## THE PROBLEM
Reproduce all of the data exactly as written.

Recorded data:
§

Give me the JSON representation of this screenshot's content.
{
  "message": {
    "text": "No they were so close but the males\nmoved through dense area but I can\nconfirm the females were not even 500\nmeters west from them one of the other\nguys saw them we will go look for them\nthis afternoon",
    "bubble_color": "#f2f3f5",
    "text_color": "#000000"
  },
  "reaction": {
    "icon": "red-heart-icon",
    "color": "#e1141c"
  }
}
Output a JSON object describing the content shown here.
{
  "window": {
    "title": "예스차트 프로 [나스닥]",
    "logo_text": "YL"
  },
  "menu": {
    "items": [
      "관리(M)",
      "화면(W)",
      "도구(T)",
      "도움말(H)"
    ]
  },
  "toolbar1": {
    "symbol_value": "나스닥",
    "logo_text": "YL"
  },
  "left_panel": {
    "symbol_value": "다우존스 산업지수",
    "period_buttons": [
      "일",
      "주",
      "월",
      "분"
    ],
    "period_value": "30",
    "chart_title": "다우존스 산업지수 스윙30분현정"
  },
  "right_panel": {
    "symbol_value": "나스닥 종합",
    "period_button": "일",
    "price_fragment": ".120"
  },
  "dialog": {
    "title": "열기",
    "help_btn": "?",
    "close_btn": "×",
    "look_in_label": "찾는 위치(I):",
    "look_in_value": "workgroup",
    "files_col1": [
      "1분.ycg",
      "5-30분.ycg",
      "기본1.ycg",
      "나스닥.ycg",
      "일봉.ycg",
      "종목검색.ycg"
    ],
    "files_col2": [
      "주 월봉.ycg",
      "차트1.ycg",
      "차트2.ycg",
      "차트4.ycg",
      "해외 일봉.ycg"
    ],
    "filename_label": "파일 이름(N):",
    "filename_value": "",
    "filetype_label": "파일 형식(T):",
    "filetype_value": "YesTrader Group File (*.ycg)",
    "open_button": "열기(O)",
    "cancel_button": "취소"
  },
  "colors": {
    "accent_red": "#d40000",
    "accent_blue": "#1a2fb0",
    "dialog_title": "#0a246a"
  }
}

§

## ANSWER BOX
Give me the JSON representation of this screenshot's content.
{
  "message": {
    "text": "No they were so close but the males\nmoved through dense area but I can\nconfirm the females were not even 500\nmeters west from them one of the other\nguys saw them we will go look for them\nthis afternoon",
    "bubble_color": "#f2f3f5",
    "text_color": "#000000"
  },
  "reaction": {
    "icon": "red-heart-icon",
    "color": "#e1141c"
  }
}
Output a JSON object describing the content shown here.
{
  "window": {
    "title": "예스차트 프로 [나스닥]",
    "logo_text": "YL"
  },
  "menu": {
    "items": [
      "관리(M)",
      "화면(W)",
      "도구(T)",
      "도움말(H)"
    ]
  },
  "toolbar1": {
    "symbol_value": "나스닥",
    "logo_text": "YL"
  },
  "left_panel": {
    "symbol_value": "다우존스 산업지수",
    "period_buttons": [
      "일",
      "주",
      "월",
      "분"
    ],
    "period_value": "30",
    "chart_title": "다우존스 산업지수 스윙30분현정"
  },
  "right_panel": {
    "symbol_value": "나스닥 종합",
    "period_button": "일",
    "price_fragment": ".120"
  },
  "dialog": {
    "title": "열기",
    "help_btn": "?",
    "close_btn": "×",
    "look_in_label": "찾는 위치(I):",
    "look_in_value": "workgroup",
    "files_col1": [
      "1분.ycg",
      "5-30분.ycg",
      "기본1.ycg",
      "나스닥.ycg",
      "일봉.ycg",
      "종목검색.ycg"
    ],
    "files_col2": [
      "주 월봉.ycg",
      "차트1.ycg",
      "차트2.ycg",
      "차트4.ycg",
      "해외 일봉.ycg"
    ],
    "filename_label": "파일 이름(N):",
    "filename_value": "",
    "filetype_label": "파일 형식(T):",
    "filetype_value": "YesTrader Group File (*.ycg)",
    "open_button": "열기(O)",
    "cancel_button": "취소"
  },
  "colors": {
    "accent_red": "#d40000",
    "accent_blue": "#1a2fb0",
    "dialog_title": "#0a246a"
  }
}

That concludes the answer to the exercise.